Source data
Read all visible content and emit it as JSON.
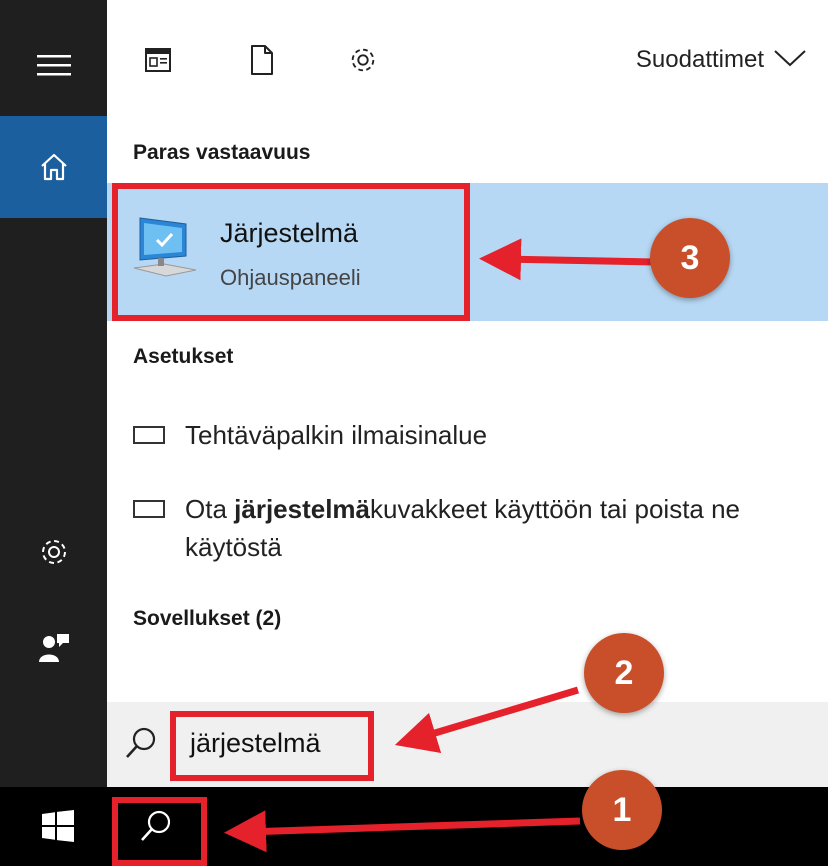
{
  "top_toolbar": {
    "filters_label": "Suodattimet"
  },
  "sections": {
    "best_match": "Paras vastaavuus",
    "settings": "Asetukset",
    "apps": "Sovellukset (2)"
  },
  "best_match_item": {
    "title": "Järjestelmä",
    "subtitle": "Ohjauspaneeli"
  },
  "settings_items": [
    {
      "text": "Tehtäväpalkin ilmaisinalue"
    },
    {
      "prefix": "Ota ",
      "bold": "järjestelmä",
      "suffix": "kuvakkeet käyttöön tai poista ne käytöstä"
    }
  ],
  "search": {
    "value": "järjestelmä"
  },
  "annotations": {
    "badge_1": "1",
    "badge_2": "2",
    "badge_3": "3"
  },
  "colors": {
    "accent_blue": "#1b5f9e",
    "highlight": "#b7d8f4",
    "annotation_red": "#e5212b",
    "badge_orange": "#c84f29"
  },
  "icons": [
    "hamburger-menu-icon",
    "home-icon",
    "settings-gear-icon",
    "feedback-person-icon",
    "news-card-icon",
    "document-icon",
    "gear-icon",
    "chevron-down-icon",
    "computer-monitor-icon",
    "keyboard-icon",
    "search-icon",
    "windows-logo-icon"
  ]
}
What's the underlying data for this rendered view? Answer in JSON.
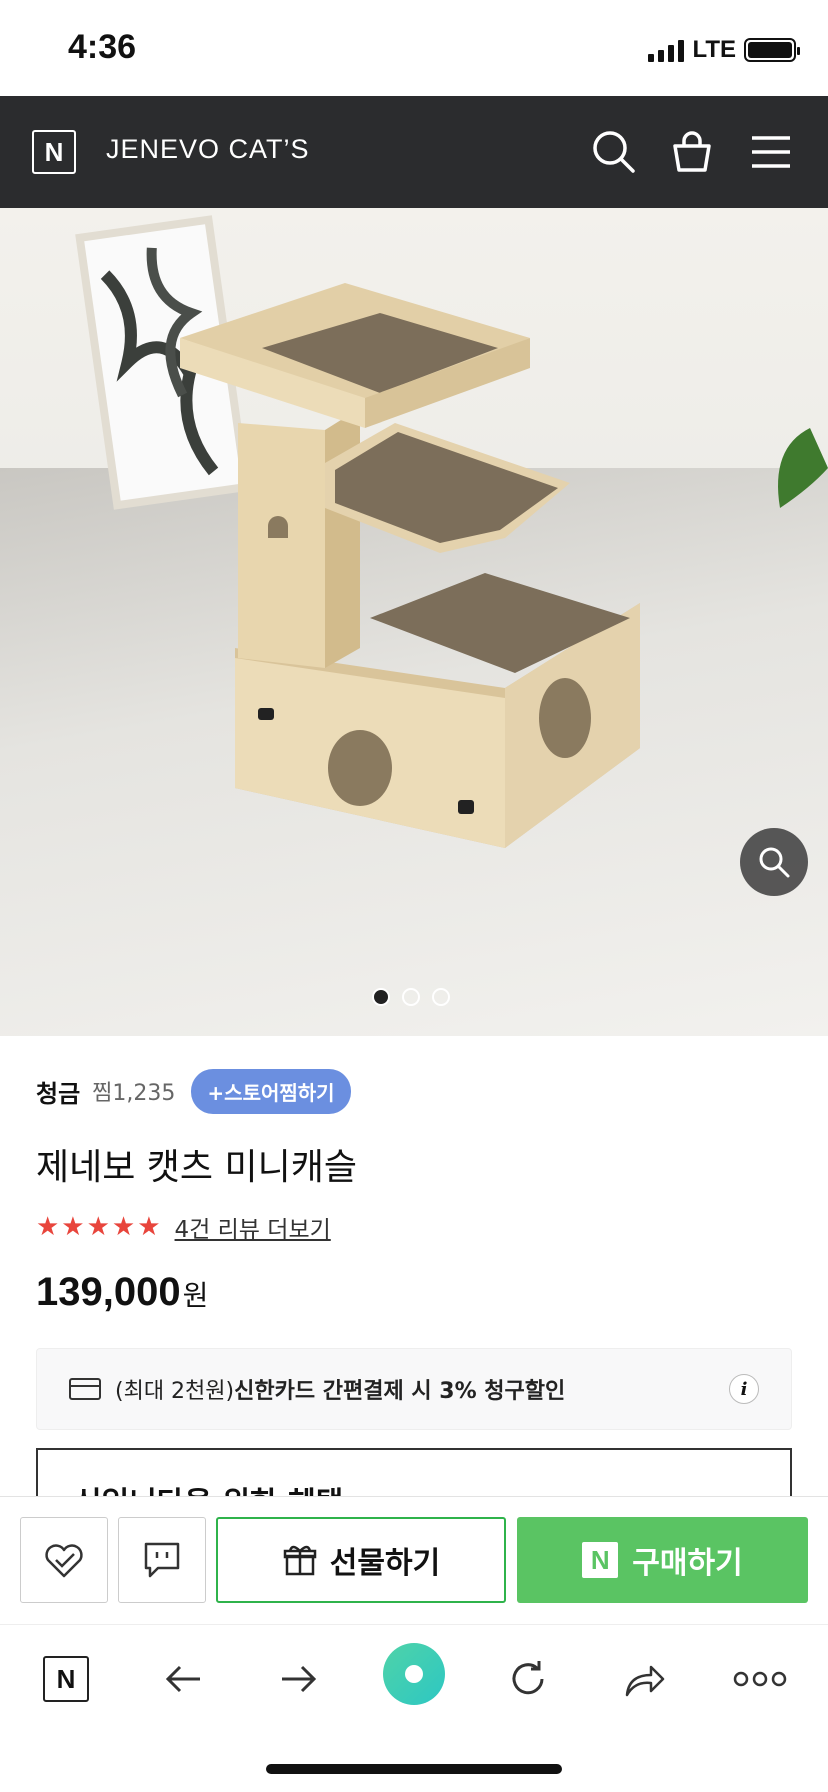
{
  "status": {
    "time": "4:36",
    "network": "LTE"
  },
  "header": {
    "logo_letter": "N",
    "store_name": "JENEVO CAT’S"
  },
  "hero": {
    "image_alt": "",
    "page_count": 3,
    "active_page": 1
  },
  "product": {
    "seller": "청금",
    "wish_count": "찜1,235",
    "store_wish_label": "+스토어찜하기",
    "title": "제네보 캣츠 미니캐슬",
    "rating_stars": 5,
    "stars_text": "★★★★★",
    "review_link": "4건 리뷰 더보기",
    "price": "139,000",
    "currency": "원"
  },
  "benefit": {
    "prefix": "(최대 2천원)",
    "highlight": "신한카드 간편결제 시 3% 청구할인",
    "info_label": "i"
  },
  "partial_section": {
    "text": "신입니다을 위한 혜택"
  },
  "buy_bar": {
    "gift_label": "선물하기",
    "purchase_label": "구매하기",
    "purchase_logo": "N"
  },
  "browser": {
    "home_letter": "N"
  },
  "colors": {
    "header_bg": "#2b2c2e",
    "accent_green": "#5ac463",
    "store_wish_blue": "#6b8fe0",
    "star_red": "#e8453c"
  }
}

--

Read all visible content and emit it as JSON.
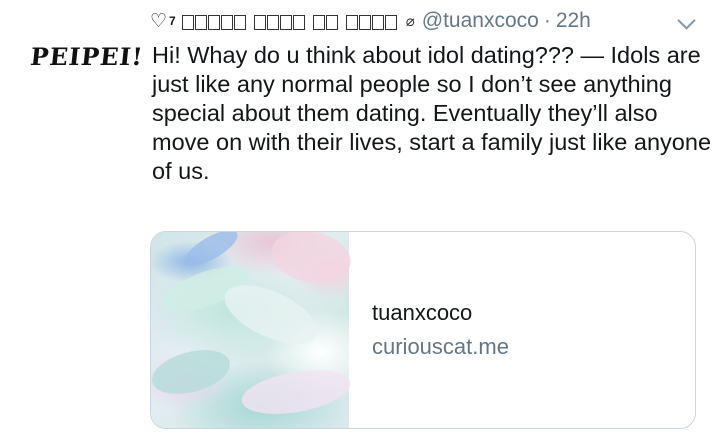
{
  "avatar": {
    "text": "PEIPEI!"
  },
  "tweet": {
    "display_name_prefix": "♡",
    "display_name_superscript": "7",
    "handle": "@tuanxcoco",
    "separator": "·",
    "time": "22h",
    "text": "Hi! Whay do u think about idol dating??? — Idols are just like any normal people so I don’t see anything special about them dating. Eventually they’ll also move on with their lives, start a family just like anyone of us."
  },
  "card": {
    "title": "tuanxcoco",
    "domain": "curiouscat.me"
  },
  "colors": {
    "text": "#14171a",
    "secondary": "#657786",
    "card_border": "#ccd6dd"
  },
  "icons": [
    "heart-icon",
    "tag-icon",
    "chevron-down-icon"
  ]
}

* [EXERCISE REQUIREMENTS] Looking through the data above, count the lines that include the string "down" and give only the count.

* [ANSWER FOR THIS EXERCISE] 2